COVID pushed much of the global workforce away from the office and into their homes. The transition was harried, but relatively seamless.
The work-from-home option simply would not have been possible 10-20 years ago. It is only in very recent times – with online work, service-based jobs, and digital interfaces – that the concept is possible.
Following COVID, the Great Resignation seemed to be calling the shots on who worked where. People were unanimously abandoning the office – and jobs, for that matter.
There are endless proponents of the new remote work paradigm. It’s better for work-life balance, they say. And better for autonomy, efficiency, and everything else for that matter.
However… no one really knows.
No one can really measure the results, output, or productivity of this massive tectonic workplace shift.
No one knows how it will impact the younger generation as they enter the ‘workplace’ – from their laptop, in their bedroom.
The celebs wade in…
This week, Elon Musk hit out (again) against remote work, calling it “morally wrong,” adding that “the laptop class is living in la-la land.”
Needless to say, Elon copped considerable flack for his comments…
Speaking of laptops, last month, ClearLink CEO James Clarke discovered that some of his remote staff had not opened their laptops in the last month. They had apparently “quietly quit.”
And back in August, best-selling author Malcolm Gladwell made headlines when he shed a tear in an interview, saying it’s not in people’s “best interest” to work from home.
Humanity is stumbling around in the dark right now, trying to find the ‘new normal.’ The new social contract and work-life balance.
The problem is that people are trying to find the perfect solution, which in reality, doesn’t exist.
The real issue
However, I’m concerned that people are motivated by ease and convenience instead of ideals and outcomes. The best things in life usually come at some cost. Running marathons is hard, building startups is hard, getting a law degree is hard, and raising a family is hard. But they are often the most fulfilling and meaningful pursuits in life.
‘The obstacle is the way.’
I am concerned that the collective workforce is favoring an easy life instead of a full and fulfilling professional career.
There are many more questions than answers at this stage.

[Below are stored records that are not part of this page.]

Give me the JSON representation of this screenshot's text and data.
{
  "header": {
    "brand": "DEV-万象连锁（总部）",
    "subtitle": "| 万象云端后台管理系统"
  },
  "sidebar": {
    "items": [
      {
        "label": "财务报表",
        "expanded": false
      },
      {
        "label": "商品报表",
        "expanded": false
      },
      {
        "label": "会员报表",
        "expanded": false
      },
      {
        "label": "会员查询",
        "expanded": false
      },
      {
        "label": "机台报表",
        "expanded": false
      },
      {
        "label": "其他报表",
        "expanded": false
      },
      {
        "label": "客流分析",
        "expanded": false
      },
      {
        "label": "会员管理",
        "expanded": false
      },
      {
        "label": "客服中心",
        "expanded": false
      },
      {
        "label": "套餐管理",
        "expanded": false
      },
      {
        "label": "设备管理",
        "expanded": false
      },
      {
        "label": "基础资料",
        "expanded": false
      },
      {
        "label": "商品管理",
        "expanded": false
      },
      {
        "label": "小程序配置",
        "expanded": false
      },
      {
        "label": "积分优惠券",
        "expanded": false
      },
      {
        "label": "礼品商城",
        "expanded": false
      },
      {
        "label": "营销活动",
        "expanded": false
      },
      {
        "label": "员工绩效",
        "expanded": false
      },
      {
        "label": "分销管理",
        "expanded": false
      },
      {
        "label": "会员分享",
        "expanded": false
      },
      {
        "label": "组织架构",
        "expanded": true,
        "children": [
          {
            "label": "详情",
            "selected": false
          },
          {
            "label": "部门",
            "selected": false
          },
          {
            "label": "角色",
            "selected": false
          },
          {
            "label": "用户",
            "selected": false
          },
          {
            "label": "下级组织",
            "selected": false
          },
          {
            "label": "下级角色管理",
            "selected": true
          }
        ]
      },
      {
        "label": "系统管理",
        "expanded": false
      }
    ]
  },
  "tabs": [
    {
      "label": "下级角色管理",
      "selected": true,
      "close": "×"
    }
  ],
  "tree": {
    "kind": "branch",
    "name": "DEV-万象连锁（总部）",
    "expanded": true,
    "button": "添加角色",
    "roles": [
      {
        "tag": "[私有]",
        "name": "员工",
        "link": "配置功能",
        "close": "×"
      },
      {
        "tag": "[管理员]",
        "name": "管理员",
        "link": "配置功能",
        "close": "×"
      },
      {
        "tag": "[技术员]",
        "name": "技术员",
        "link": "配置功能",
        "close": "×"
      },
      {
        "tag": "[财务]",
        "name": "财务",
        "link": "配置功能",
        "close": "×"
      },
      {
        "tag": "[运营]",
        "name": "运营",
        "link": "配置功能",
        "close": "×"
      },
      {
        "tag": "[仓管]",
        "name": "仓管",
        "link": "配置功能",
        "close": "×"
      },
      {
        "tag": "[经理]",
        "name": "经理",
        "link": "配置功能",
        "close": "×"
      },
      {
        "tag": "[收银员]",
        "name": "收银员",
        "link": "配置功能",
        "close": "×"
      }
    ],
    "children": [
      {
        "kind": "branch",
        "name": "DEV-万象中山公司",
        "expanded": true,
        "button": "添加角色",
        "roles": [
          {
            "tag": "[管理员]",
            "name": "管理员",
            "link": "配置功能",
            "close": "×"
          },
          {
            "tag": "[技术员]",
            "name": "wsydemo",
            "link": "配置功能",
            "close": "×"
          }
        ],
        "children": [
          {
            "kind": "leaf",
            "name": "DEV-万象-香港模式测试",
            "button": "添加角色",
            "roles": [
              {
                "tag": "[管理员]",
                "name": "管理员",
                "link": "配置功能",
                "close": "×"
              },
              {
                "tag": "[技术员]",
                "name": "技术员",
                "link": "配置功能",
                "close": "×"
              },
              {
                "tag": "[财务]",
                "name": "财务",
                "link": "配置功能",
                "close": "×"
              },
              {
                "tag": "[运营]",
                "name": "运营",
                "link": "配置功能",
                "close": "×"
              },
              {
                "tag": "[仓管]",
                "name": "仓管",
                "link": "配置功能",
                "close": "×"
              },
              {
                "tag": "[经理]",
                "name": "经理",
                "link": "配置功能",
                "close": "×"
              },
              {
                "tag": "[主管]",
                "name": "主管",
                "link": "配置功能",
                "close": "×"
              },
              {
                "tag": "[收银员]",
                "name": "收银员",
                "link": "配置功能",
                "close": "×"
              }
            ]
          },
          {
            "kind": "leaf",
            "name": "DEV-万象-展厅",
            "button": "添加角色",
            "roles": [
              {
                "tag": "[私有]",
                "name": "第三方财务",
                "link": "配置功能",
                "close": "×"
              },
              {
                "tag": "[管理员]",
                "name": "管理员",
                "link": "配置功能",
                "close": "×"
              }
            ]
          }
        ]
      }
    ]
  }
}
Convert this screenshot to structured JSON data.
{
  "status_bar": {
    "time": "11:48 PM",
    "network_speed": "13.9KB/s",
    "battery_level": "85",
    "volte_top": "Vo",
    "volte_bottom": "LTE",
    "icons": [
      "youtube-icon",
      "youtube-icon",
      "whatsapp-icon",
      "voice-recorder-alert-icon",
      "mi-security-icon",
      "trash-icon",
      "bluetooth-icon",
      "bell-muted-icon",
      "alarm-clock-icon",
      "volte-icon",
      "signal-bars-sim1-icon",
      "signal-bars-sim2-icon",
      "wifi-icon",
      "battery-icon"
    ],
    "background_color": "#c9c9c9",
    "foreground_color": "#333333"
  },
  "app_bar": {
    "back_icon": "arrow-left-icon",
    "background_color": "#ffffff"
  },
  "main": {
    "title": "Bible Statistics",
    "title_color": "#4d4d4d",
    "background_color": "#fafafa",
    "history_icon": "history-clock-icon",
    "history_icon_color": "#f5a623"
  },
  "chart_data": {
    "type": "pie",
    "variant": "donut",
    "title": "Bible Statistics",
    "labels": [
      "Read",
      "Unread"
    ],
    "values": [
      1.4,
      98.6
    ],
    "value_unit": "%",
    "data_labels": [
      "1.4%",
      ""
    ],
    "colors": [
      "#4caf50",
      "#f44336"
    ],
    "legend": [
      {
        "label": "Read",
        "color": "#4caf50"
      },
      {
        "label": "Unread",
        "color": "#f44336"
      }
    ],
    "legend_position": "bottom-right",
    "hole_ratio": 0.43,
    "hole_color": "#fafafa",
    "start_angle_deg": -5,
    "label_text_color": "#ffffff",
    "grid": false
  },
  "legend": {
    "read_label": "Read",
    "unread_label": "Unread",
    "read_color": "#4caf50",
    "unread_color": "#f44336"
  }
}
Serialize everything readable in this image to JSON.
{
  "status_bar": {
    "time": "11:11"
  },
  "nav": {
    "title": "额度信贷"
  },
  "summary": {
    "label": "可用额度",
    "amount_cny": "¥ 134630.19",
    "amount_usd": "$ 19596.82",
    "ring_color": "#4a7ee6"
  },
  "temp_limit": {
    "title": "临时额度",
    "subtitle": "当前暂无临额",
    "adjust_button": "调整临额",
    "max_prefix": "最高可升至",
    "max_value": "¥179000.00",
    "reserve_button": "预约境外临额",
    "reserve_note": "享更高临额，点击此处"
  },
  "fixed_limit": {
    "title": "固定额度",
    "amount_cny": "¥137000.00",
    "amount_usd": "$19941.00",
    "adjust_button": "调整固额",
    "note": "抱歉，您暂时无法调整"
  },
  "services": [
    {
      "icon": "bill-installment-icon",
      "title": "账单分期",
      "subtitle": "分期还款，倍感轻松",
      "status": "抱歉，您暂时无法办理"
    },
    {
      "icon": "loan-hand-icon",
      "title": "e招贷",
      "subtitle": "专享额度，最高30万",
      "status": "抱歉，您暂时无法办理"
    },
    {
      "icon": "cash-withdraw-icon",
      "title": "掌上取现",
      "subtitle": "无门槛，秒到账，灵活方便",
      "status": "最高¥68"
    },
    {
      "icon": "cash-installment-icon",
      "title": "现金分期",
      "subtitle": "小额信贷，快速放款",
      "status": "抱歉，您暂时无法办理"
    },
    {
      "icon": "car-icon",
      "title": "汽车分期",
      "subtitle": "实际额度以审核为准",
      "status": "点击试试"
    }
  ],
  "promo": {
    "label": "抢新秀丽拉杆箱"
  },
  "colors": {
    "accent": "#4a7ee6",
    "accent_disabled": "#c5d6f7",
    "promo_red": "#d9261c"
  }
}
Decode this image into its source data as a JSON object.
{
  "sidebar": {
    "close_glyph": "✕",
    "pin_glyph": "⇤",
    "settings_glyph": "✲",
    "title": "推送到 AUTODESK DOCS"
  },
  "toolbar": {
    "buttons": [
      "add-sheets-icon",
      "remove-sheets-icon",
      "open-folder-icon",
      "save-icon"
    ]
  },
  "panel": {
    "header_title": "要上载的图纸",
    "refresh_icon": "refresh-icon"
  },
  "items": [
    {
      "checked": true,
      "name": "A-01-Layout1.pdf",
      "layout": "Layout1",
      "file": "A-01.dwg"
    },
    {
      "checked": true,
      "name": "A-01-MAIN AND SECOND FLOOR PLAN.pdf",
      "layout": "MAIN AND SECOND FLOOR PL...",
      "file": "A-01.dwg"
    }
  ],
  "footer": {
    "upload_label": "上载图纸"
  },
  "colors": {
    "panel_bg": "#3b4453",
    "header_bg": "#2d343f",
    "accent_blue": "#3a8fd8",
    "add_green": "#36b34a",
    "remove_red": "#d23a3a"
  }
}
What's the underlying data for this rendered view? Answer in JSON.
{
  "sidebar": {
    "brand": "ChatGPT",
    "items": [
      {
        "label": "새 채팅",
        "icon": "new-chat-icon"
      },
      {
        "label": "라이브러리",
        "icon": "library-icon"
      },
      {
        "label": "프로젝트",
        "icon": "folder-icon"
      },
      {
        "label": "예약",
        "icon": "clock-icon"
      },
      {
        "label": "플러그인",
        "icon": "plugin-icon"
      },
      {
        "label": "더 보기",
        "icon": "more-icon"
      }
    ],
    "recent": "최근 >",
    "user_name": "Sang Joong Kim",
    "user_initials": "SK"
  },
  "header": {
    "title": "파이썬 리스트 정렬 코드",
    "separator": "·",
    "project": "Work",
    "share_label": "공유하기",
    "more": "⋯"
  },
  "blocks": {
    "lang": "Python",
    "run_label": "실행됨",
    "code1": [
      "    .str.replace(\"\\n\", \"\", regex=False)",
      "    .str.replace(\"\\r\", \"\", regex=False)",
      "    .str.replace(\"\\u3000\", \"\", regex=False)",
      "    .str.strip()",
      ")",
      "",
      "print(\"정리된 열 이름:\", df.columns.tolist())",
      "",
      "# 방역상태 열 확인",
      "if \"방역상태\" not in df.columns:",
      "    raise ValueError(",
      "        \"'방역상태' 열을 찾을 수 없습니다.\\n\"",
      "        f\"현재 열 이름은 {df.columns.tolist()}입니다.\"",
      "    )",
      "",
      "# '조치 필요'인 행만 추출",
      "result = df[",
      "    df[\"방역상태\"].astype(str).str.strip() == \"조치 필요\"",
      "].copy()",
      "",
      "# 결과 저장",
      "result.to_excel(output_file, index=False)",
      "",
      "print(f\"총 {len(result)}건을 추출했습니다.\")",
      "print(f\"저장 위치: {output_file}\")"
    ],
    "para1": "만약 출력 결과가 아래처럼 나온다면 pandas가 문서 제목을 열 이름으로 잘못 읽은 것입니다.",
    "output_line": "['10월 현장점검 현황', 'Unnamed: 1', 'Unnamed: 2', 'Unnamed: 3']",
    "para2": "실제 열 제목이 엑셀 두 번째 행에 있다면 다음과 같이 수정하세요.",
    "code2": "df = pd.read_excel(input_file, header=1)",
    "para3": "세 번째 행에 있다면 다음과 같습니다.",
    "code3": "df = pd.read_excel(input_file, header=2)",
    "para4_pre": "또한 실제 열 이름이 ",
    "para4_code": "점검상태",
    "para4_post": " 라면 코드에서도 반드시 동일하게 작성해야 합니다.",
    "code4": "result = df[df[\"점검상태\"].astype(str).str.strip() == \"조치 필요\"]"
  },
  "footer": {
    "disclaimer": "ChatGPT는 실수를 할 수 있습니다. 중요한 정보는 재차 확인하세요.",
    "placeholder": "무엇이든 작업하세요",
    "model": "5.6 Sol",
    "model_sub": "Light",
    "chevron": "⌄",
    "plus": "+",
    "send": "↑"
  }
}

But I can’t help but wonder if the motivation to work-from-home is for an easier life instead of a better outcome.
The question for your business
Are you embracing remote work?